People moaned about how much things had changed, but Petra had been around for a while. Were pharmaceuticals really all that different these days? They still gave them made-up, optimistic sounding names: Purpure, Shineol, Welaire, Atatrea.

It didn’t matter how the prescriptions were bought and paid for, either; that may have changed, but people still wanted their drugs for longer than their pharmacist was willing to let them. People were still willing to pay for the privilege of experiencing side-effects that made it easier to take life one day at a time.

Petra chuckled as she typed, recalling how things had been done when she was a girl. Paying dealers strung out on their own product in a dirty alley and getting stolen pills that had been cut with laundry detergent…no more. People had been suspicious of a 16-year-old girl with a pharmacy in her medicine cabinet; people saw a 70-year-old woman with pill bottles all over the place, they didn’t even blink.

And of course distribution was so much easier these days.

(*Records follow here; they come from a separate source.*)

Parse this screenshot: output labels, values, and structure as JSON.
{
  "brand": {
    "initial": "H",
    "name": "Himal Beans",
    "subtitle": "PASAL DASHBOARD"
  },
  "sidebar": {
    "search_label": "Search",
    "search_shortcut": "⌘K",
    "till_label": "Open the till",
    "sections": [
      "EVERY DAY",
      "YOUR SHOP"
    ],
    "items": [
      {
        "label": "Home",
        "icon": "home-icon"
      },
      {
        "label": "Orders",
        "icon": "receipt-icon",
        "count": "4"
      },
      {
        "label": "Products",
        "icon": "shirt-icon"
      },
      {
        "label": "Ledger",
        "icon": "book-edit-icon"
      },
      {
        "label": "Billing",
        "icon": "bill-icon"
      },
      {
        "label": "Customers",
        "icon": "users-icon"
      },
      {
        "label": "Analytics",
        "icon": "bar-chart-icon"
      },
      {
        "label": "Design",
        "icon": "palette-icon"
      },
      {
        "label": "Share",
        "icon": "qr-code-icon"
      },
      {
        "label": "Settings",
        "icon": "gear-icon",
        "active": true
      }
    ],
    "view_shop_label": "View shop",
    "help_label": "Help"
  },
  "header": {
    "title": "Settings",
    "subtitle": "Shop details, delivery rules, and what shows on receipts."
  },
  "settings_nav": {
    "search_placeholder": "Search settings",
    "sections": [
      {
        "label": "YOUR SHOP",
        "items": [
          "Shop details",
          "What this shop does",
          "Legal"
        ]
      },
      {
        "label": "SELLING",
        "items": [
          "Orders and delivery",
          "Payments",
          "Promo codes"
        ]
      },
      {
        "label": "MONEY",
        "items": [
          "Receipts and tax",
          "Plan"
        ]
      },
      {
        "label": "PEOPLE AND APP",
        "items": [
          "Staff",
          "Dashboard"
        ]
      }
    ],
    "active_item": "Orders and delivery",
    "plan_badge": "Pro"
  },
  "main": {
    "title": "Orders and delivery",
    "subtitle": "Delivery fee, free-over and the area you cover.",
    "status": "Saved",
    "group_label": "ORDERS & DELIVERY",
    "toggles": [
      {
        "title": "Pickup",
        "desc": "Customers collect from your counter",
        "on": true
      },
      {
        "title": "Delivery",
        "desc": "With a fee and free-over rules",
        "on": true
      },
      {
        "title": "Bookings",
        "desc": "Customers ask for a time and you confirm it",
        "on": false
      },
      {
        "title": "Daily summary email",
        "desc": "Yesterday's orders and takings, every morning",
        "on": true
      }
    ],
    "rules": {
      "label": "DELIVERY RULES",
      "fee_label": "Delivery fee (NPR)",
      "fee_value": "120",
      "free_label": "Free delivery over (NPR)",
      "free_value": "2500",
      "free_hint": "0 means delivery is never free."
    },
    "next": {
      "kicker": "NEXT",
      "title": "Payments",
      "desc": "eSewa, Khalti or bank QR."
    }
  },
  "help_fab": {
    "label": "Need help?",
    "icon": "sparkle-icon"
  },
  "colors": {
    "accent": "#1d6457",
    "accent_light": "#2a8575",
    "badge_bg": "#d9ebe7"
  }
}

“Prescription Atatrea available in 5, 10, and 15 pill packs,” Petra typed. “100, 200, and 400mg doses.” She hit enter and sat back, smiling. A little feigned arthritis, a lonely old doctor not above being charmed, and she had pills to sell without ever having to touch a bill or step into anything dirtier than the local post office.